● Exercise aim
Within these entries, which lines include the string "name"? Copy each one.

● Material supplied
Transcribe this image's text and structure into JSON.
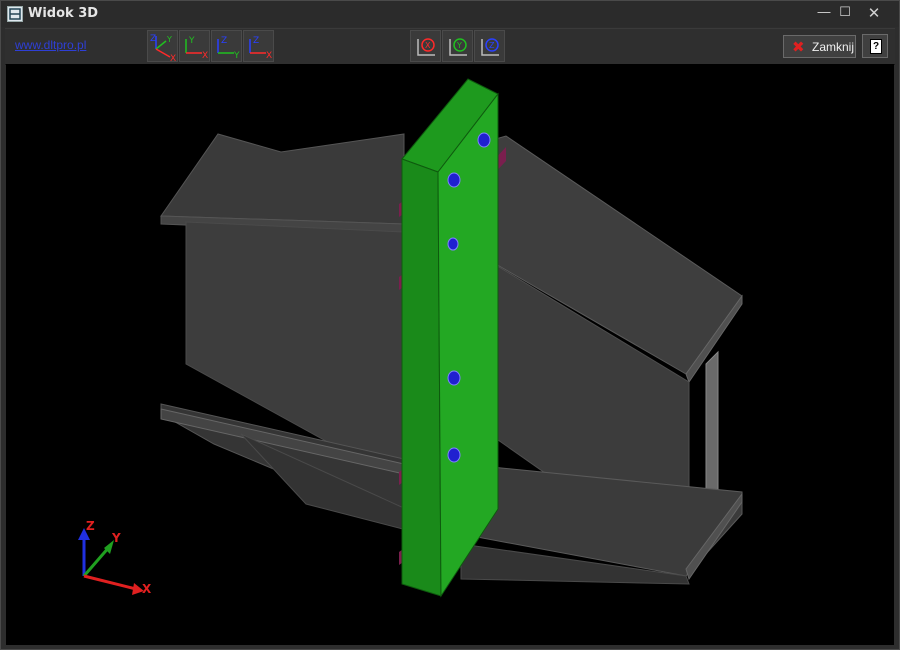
{
  "window": {
    "title": "Widok 3D"
  },
  "toolbar": {
    "link_text": "www.dltpro.pl",
    "view_buttons": [
      {
        "name": "view-iso-button",
        "labels": [
          "Z",
          "Y",
          "X"
        ]
      },
      {
        "name": "view-xy-button",
        "labels": [
          "Y",
          "X"
        ]
      },
      {
        "name": "view-zy-button",
        "labels": [
          "Z",
          "Y"
        ]
      },
      {
        "name": "view-zx-button",
        "labels": [
          "Z",
          "X"
        ]
      }
    ],
    "rotate_buttons": [
      {
        "name": "rotate-x-button",
        "label": "X"
      },
      {
        "name": "rotate-y-button",
        "label": "Y"
      },
      {
        "name": "rotate-z-button",
        "label": "Z"
      }
    ],
    "close_label": "Zamknij",
    "help_label": "?"
  },
  "axes": {
    "x": "X",
    "y": "Y",
    "z": "Z"
  },
  "colors": {
    "background": "#000000",
    "beam": "#3c3c3c",
    "plate": "#1a8a1a",
    "stiffener": "#7a1f4e",
    "bolt": "#2020d0",
    "axis_x": "#e02020",
    "axis_y": "#20a020",
    "axis_z": "#2030e0"
  }
}
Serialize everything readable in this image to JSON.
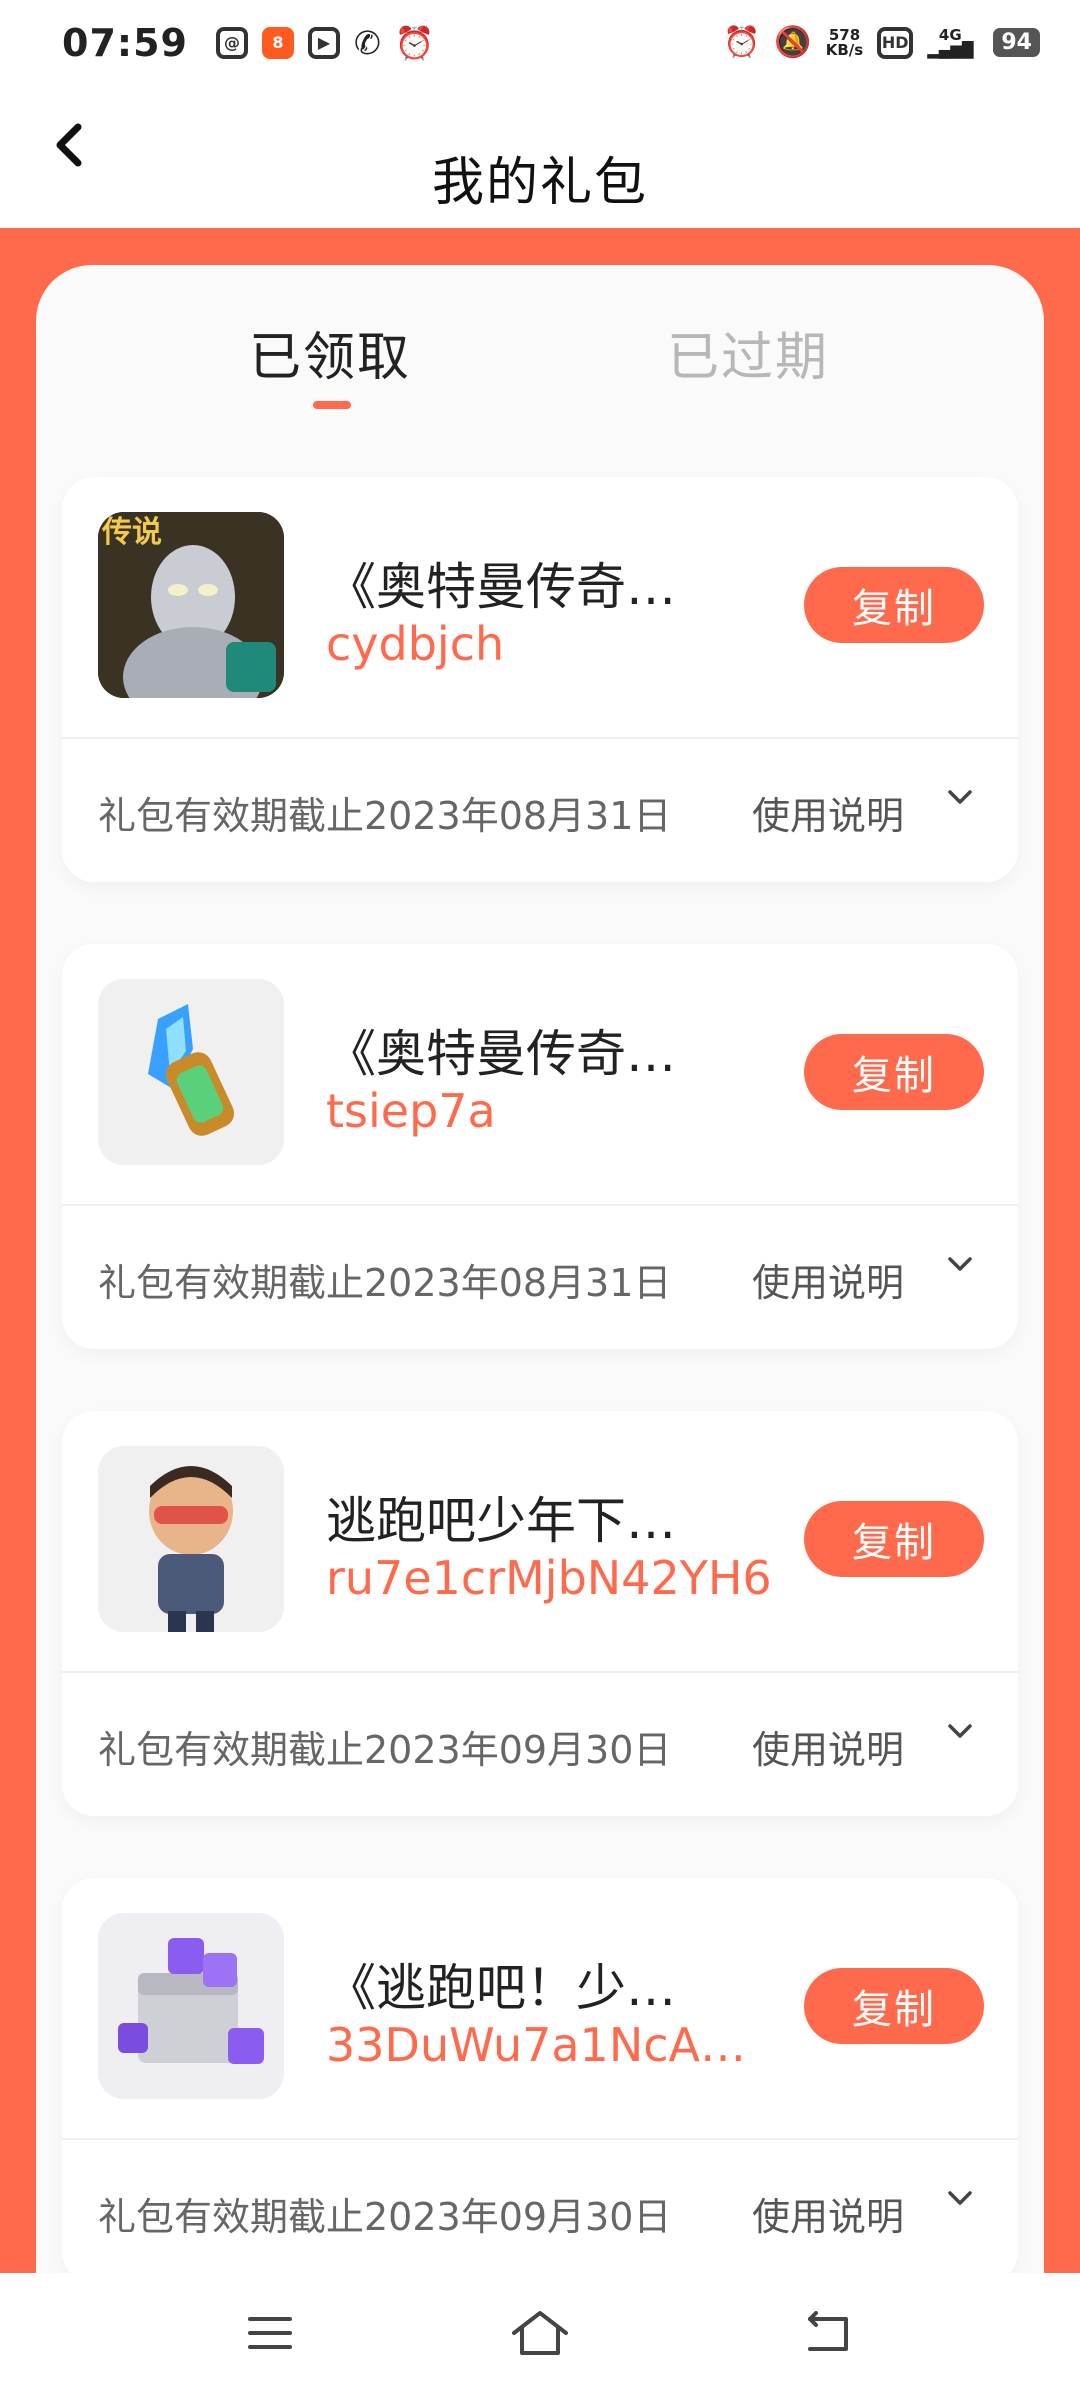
{
  "status": {
    "time": "07:59",
    "net_speed": "578",
    "net_unit": "KB/s",
    "hd": "HD",
    "signal": "4G",
    "battery": "94"
  },
  "header": {
    "title": "我的礼包"
  },
  "tabs": [
    {
      "label": "已领取"
    },
    {
      "label": "已过期"
    }
  ],
  "cards": [
    {
      "name": "《奥特曼传奇…",
      "code": "cydbjch",
      "expire": "礼包有效期截止2023年08月31日",
      "usage": "使用说明",
      "copy": "复制",
      "thumb_badge": "传说"
    },
    {
      "name": "《奥特曼传奇…",
      "code": "tsiep7a",
      "expire": "礼包有效期截止2023年08月31日",
      "usage": "使用说明",
      "copy": "复制"
    },
    {
      "name": "逃跑吧少年下…",
      "code": "ru7e1crMjbN42YH6",
      "expire": "礼包有效期截止2023年09月30日",
      "usage": "使用说明",
      "copy": "复制"
    },
    {
      "name": "《逃跑吧！少…",
      "code": "33DuWu7a1NcA…",
      "expire": "礼包有效期截止2023年09月30日",
      "usage": "使用说明",
      "copy": "复制"
    }
  ],
  "colors": {
    "accent": "#ff6a4c",
    "inactive_tab": "#b7b7b7"
  }
}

● Result
        "name": "view-iso-button",
        "name": "view-xy-button",
        "name": "view-zy-button",
        "name": "view-zx-button",
        "name": "rotate-x-button",
        "name": "rotate-y-button",
        "name": "rotate-z-button",
      "name": "《奥特曼传奇…",
      "name": "《奥特曼传奇…",
      "name": "逃跑吧少年下…",
      "name": "《逃跑吧！少…",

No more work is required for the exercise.